> **To do**
Each line in the listing is to be restated exactly.

> **Input material**
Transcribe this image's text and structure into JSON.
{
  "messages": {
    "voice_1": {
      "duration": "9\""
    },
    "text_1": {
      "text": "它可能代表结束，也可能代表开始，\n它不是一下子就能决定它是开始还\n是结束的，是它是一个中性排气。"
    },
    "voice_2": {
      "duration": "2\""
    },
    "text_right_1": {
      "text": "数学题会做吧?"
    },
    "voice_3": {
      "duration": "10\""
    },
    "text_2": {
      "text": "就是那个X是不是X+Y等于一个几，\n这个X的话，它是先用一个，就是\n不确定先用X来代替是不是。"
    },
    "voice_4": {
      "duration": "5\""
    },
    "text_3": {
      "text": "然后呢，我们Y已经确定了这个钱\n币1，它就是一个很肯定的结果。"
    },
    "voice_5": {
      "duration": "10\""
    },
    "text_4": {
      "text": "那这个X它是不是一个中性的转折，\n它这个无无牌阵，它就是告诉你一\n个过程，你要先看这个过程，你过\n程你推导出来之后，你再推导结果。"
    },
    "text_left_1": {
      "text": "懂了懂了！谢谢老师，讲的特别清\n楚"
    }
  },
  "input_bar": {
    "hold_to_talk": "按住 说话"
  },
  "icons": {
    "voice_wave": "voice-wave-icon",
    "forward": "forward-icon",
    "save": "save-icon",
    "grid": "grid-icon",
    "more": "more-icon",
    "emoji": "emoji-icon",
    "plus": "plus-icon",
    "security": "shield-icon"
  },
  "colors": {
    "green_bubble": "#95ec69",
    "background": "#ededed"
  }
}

> **Response to this exercise**
Transcribe this image's text and structure into JSON.
{
  "messages": {
    "voice_1": {
      "duration": "9\""
    },
    "text_1": {
      "text": "它可能代表结束，也可能代表开始，\n它不是一下子就能决定它是开始还\n是结束的，是它是一个中性排气。"
    },
    "voice_2": {
      "duration": "2\""
    },
    "text_right_1": {
      "text": "数学题会做吧?"
    },
    "voice_3": {
      "duration": "10\""
    },
    "text_2": {
      "text": "就是那个X是不是X+Y等于一个几，\n这个X的话，它是先用一个，就是\n不确定先用X来代替是不是。"
    },
    "voice_4": {
      "duration": "5\""
    },
    "text_3": {
      "text": "然后呢，我们Y已经确定了这个钱\n币1，它就是一个很肯定的结果。"
    },
    "voice_5": {
      "duration": "10\""
    },
    "text_4": {
      "text": "那这个X它是不是一个中性的转折，\n它这个无无牌阵，它就是告诉你一\n个过程，你要先看这个过程，你过\n程你推导出来之后，你再推导结果。"
    },
    "text_left_1": {
      "text": "懂了懂了！谢谢老师，讲的特别清\n楚"
    }
  },
  "input_bar": {
    "hold_to_talk": "按住 说话"
  },
  "icons": {
    "voice_wave": "voice-wave-icon",
    "forward": "forward-icon",
    "save": "save-icon",
    "grid": "grid-icon",
    "more": "more-icon",
    "emoji": "emoji-icon",
    "plus": "plus-icon",
    "security": "shield-icon"
  },
  "colors": {
    "green_bubble": "#95ec69",
    "background": "#ededed"
  }
}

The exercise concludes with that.